Born into Hollywood royalty, Sofia Coppola got her showbiz start as an infant in her father Francis Ford’s 1972 epic, The Godfather. In 1999 she made her directorial debut with The Virgin Suicides, and won an Oscar for her second feature, Lost in Translation. Over a career of indie classics, she’s solidified her place as one of the most innovative and artful filmmakers working today.

Sharing a list of her six best-loved books with The Week, Coppola’s picks mirror many of her films’ recurring themes – humor, romance, heartbreak and isolation. Find her favorites below, and check out the bookshelves of other iconic filmmakers right here.

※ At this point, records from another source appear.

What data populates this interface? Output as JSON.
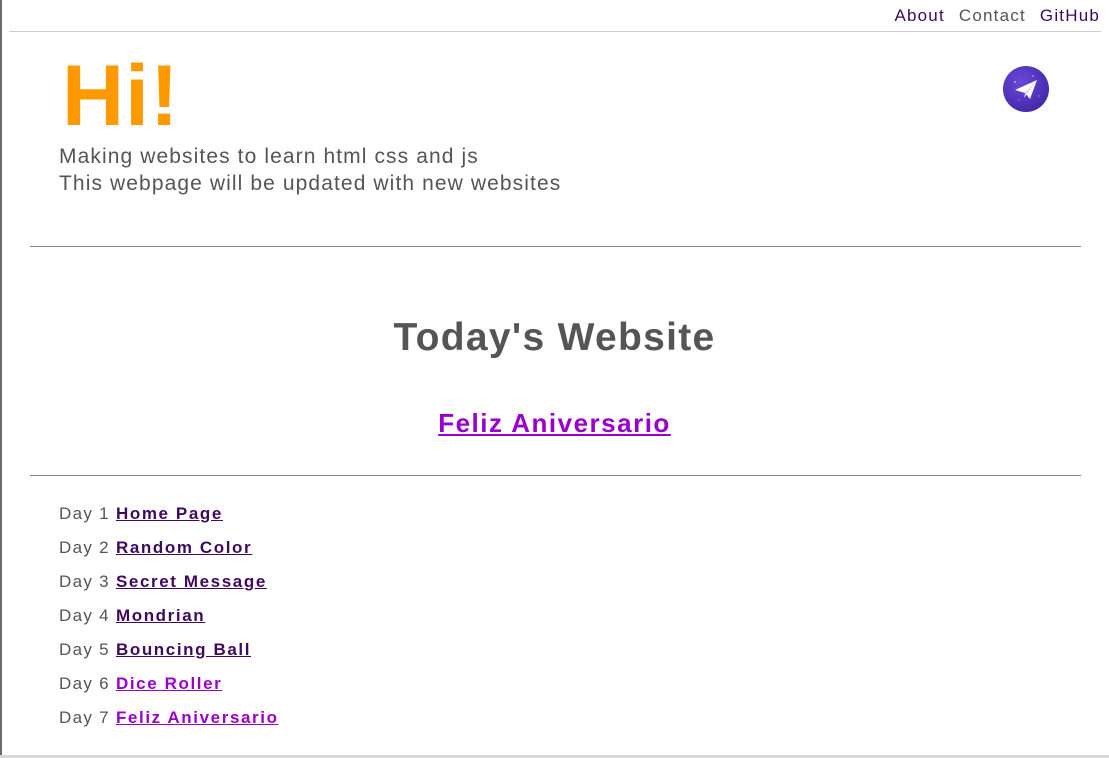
{
  "nav": {
    "about": "About",
    "contact": "Contact",
    "github": "GitHub"
  },
  "header": {
    "greeting": "Hi!",
    "tagline_1": "Making websites to learn html css and js",
    "tagline_2": "This webpage will be updated with new websites",
    "send_icon": "paper-plane-icon"
  },
  "today": {
    "title": "Today's Website",
    "link": "Feliz Aniversario"
  },
  "days": [
    {
      "prefix": "Day 1",
      "label": "Home Page"
    },
    {
      "prefix": "Day 2",
      "label": "Random Color"
    },
    {
      "prefix": "Day 3",
      "label": "Secret Message"
    },
    {
      "prefix": "Day 4",
      "label": "Mondrian"
    },
    {
      "prefix": "Day 5",
      "label": "Bouncing Ball"
    },
    {
      "prefix": "Day 6",
      "label": "Dice Roller"
    },
    {
      "prefix": "Day 7",
      "label": "Feliz Aniversario"
    }
  ],
  "colors": {
    "accent_orange": "#ff9900",
    "link_visited": "#3d0a5e",
    "link_unvisited": "#9900cc",
    "text_gray": "#555555"
  }
}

Music for Torching by A.M. Homes

“Really hilarious and mean – a marriage in crisis, lots of unhinged characters, everyone’s out to lunch. A couple mired in their suburban life burns their house down to try to make it all go away, to start again—only to end up stuck repairing the building instead.” -SC

The Virgin Suicides by Jeffrey Eugenides

“Touching and romantic and funny; full of the sentimental details of being a teenager.” -SC

Of Human Bondage by Somerset Maugham (also rec’d by Ernest Hemingway)

“His masterpiece, set in pre-World War I Europe. A young man’s heartbreaking and epic obsession with an average-seeming woman. Her character was supposedly based on a man Maugham loved — but couldn’t be with.” -SC

The Hawkline Monster by Richard Brautigan

“My brother’s the one who got me into Brautigan’s Gothic western. This story of cowboy hitmen assigned to kill a monster is crazy, weird, and funny.” -SC

Spring Snow by Yukio Mishima

“This novel, the first of Mishima’s four-part Sea of Fertility series, takes place in turn-of-the-century Japan, and explores the clash between the old Japanese aristocracy and a new, rising class of elites. The son and daughter of two prominent families won’t admit they love each other until it’s too late, and she’s engaged to the emperor. It’s super-romantic, especially when the doomed lovers kiss in the snow.” -SC

They Called Her Styrene by Ed Ruscha

“This is a collection of Ruscha’s word paintings from L.A. They crack me up: ‘We’re this, we’re that, aren’t we?’ and ‘Little Malibu love nest’ and ‘Did anyone say dreamboat?'” -SC

(via The Week)

Leave a comment